So, with the massive world of Middle-Earth for you to explore this is undoubtedly Traveller’s Tales most ambitious game yet, and in the process is arguably their best Lego title to date. Despite this whether you buy it or not is going to largely depend on how fatigued you are with the series: if you’re still not bored with the formula then this is the best game yet, but if you’re tired with gameplay then there’s few big changes here, although the appeal of playing through the epic trilogy in Lego form and exploring a sizable Middle-Earth may just be enough to pull you back into the franchise.
+ It’s Lord of the Rings! In Lego!
+ Middle-Earth is awesome to wander around.
+ The gameplay is as fun as ever.
– A lot of the trilogy hasn’t made it in to the game.
– Backpack system.
– Still no online co-op.

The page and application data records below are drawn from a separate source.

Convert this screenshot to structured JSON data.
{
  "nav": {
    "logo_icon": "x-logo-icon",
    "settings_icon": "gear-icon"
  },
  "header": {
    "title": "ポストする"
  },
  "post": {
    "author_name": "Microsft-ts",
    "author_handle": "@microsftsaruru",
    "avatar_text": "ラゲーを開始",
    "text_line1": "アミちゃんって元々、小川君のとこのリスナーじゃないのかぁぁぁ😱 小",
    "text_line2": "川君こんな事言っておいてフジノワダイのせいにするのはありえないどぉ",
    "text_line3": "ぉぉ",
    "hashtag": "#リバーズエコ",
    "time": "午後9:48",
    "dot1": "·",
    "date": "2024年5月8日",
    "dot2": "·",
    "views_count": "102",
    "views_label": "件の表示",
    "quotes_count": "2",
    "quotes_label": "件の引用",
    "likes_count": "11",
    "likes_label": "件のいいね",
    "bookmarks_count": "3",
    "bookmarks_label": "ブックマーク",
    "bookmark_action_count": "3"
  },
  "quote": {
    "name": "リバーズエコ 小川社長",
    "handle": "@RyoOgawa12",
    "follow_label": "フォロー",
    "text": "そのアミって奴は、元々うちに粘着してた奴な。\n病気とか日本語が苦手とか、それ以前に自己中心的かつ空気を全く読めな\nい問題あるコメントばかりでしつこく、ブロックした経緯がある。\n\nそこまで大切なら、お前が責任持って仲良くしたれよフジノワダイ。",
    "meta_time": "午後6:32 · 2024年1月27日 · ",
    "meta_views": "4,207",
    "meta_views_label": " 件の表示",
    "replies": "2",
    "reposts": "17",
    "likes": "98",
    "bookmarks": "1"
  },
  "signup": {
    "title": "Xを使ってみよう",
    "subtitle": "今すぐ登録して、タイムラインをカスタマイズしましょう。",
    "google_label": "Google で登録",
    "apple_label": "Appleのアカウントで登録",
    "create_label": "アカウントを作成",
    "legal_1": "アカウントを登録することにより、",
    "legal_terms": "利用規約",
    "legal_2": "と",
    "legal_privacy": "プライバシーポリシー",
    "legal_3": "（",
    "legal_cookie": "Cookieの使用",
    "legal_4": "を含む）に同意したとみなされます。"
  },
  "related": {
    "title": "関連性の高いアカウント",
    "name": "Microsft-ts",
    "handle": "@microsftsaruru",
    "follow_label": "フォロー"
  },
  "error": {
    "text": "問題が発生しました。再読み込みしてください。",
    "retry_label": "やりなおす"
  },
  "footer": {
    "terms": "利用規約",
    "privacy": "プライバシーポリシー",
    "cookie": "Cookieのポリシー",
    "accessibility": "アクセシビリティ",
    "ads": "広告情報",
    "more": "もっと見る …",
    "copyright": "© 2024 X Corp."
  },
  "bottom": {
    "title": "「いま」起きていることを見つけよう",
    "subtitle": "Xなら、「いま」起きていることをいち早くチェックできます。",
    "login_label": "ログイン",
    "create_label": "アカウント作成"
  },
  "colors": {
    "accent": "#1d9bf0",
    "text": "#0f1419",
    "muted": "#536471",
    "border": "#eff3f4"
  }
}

The Lego games aren’t exactly slouches in the graphical department, and Lego Lord of the Rings is no exception, although the background blur is horrible.
It’s pretty hard to fault the epic soundtrack. As for the acting, it’s great, but feels a bit lacking without the actual facial expressions of the real actors.
It’s Lord of the Rings….sort of. Lots of great moments have made it in, but this is a huge story trimmed down into less than an hours worth of cut scenes. Possibly even 30-minutes worth. If you’ve watched the films that’s fine, but if you haven’t then this is coherent, sort of.
They’ve pretty much honed their gameplay to perfection by this point. Not much has changed, but it’s still plenty of fun and the massive open world is great.
Around 7-hours to complete the storyline, but a tonne of collectibles and things to find make this a pretty damn big game.
The Verdict: 8.5
The best Lego game yet! Which is exactly what I find myself saying with each new game, but it’s true. Lego Lord of the Rings is just plain fun, and isn’t that what gaming is all about?